INSTRUCTIONS FOR THE TASK. Determine how many lines in the entries below contain "true", and output only that number.

App and web page records:
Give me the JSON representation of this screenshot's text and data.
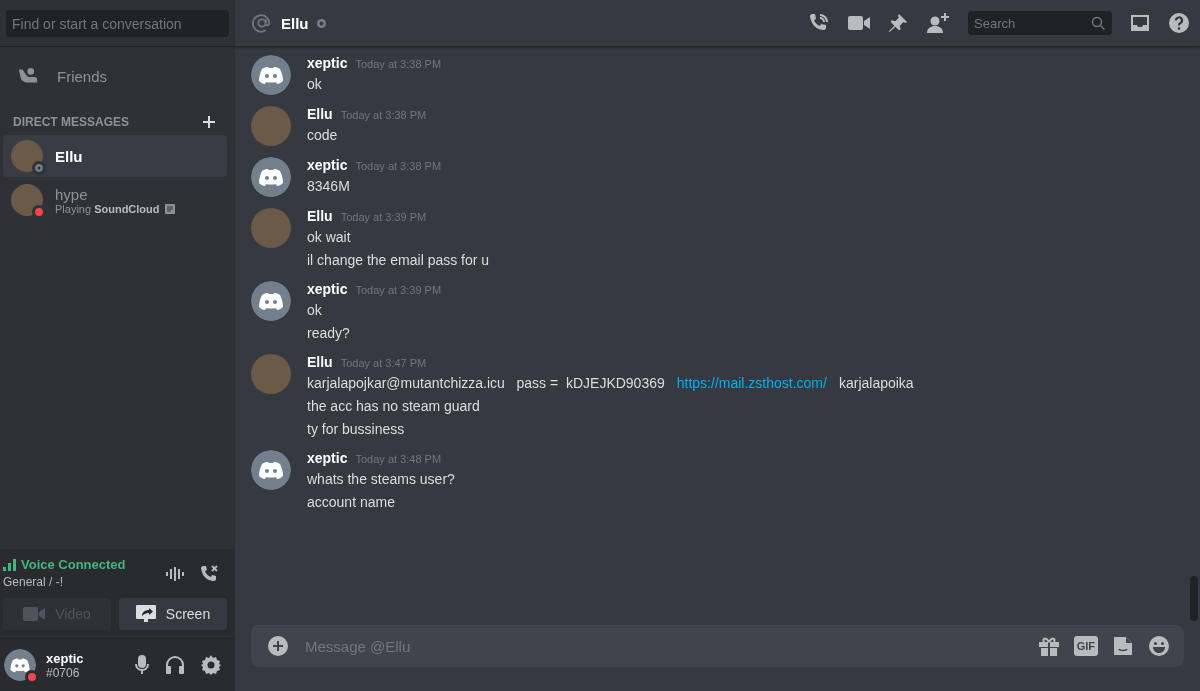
{
  "sidebar": {
    "search": {
      "placeholder": "Find or start a conversation"
    },
    "friends": {
      "label": "Friends",
      "selected": false
    },
    "dm_heading": "DIRECT MESSAGES",
    "dms": [
      {
        "name": "Ellu",
        "offline": true,
        "dnd": false,
        "selected": true
      },
      {
        "name": "hype",
        "offline": false,
        "dnd": true,
        "selected": false,
        "activity_prefix": "Playing",
        "activity": "SoundCloud"
      }
    ],
    "voice": {
      "title": "Voice Connected",
      "channel": "General / -!",
      "buttons": [
        {
          "label": "Video",
          "kind": "video",
          "disabled": true
        },
        {
          "label": "Screen",
          "kind": "screen",
          "disabled": false
        }
      ]
    },
    "user": {
      "name": "xeptic",
      "tag": "#0706",
      "dnd": true
    }
  },
  "header": {
    "name": "Ellu",
    "offline": true,
    "search_placeholder": "Search"
  },
  "messages": [
    {
      "author": "xeptic",
      "photo_avatar": false,
      "time": "Today at 3:38 PM",
      "lines": [
        {
          "text": "ok"
        }
      ]
    },
    {
      "author": "Ellu",
      "photo_avatar": true,
      "time": "Today at 3:38 PM",
      "lines": [
        {
          "text": "code"
        }
      ]
    },
    {
      "author": "xeptic",
      "photo_avatar": false,
      "time": "Today at 3:38 PM",
      "lines": [
        {
          "text": "8346M"
        }
      ]
    },
    {
      "author": "Ellu",
      "photo_avatar": true,
      "time": "Today at 3:39 PM",
      "lines": [
        {
          "text": "ok wait"
        },
        {
          "text": "il change the email pass for u"
        }
      ]
    },
    {
      "author": "xeptic",
      "photo_avatar": false,
      "time": "Today at 3:39 PM",
      "lines": [
        {
          "text": "ok"
        },
        {
          "text": "ready?"
        }
      ]
    },
    {
      "author": "Ellu",
      "photo_avatar": true,
      "time": "Today at 3:47 PM",
      "lines": [
        {
          "parts": [
            {
              "kind": "text",
              "text": "karjalapojkar@mutantchizza.icu   pass =  kDJEJKD90369"
            },
            {
              "kind": "link",
              "text": "https://mail.zsthost.com/"
            },
            {
              "kind": "text",
              "text": "karjalapoika"
            }
          ]
        },
        {
          "text": "the acc has no steam guard"
        },
        {
          "text": "ty for bussiness"
        }
      ]
    },
    {
      "author": "xeptic",
      "photo_avatar": false,
      "time": "Today at 3:48 PM",
      "lines": [
        {
          "text": "whats the steams user?"
        },
        {
          "text": "account name"
        }
      ]
    }
  ],
  "composer": {
    "placeholder": "Message @Ellu",
    "gif_label": "GIF"
  }
}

EXERCISE SOLUTION. 9